In 1621 he became Member of Parliament for Guildford [4]

In 1622 he was promoted to Gentleman of the Bedchamber.[5] He continued as Groom of the Bedchamber to Charles I. James made him Lord Lochmaben and Viscount Annand in the peerage of Scotland then Charles I made him Earl of Annandale, also in the peerage of Scotland.

He was also Constable and Keeper of Falkland Palace and the Lomond Hills.[6] Andrew Murray of Balvaird advised him that the back galleries of the Palace were decayed in 1615.[7] In 1639 Balvaird helped him repair the keeper's house at Falkland, called the Castlestead or Nether Palace of Falkland.[8]

Many letters to Murray from Scottish correspondents survive, mostly on political and church business.
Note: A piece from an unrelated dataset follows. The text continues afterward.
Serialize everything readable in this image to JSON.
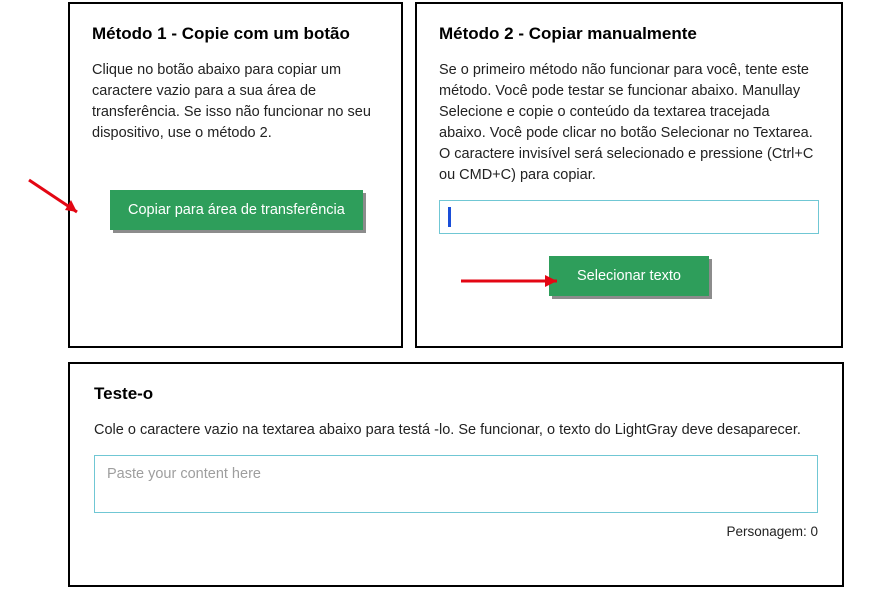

He delivered letters from Francis Bacon to the king.[9] William Couper, Bishop of Galloway asked him to buy saddles for his wife and daughter, because they were much cheaper in London.[10] The lawyer Thomas Hamilton advised him about the ownership of a hoard of gold coins found by a tenant on his lands near Lincluden.[11]

He married Elizabeth Schaw, niece of William Schaw, and lady-in-waiting to Anne of Denmark, and had with her a son and a daughter.[12] His son James (d. 1658), later Earl of Annandale and Viscount Stormont, was baptised in the Chapel Royal at Holyrood Palace on 19 August 1617, William Couper preached and Anne Livingstone, Countess of Eglinton, presented the child.[13]


  1. ^ Mary Anne Everett Green, Calendar State Papers Domestic, Addenda 1580-1625 (London, 1872), pp. 462, 466, 469 citing TNA SP15/37.
  2. ^ Frederick Madden, Issues of the Exchequer: James I (London, 1836), p. 95.
  3. ^ HMC Laing Manuscripts at Edinburgh University, vol. 1 (London, 1914), pp. 130-1.
  4. ^ "MURRAY, John (-d.1640), of Lochmaben, Dumfries; St. Martin's Lane, Westminster and Guildford Park, Surr". History of Parliament Trust. Retrieved 3 April 2019.
  5. ^ Neil Cuddy, 'The Revival of the Entourage' in David Starkey, The English Court (London, 1987), pp. 173-225, 187, 219.
  6. ^ The Acts of the Parliaments of Scotland 1625-1641, vol. 5 (Edinburgh, 1817), p. 70: HMC 9th Report, part 2 (London, 1884), p. 247.
  7. ^ Original Letters Relating to the Ecclesiastical Affairs of Scotland: 1614-1625, vol. 2 (Edinburgh, 1841), p. 419.
  8. ^ HMC Laing Manuscripts, vol. 1 (London, 1914), p. 184.
  9. ^ James Spedding, The Letters and the Life of Francis Bacon, vol. 5 (London, 1869), pp. 97-8.
  10. ^ Original Letters Relating to Ecclesiastical Affairs (Edinburgh, 1851), p. 459.
  11. ^ Melros Papers, vol. 1 (Edinburgh, 1837), p. 138.
  12. ^ HMC 4th Report, vol. 4, p. 299.
  13. ^ David Calderwood, History of the Kirk of Scotland, vol. 7 (Edinburgh, 1845), p. 277.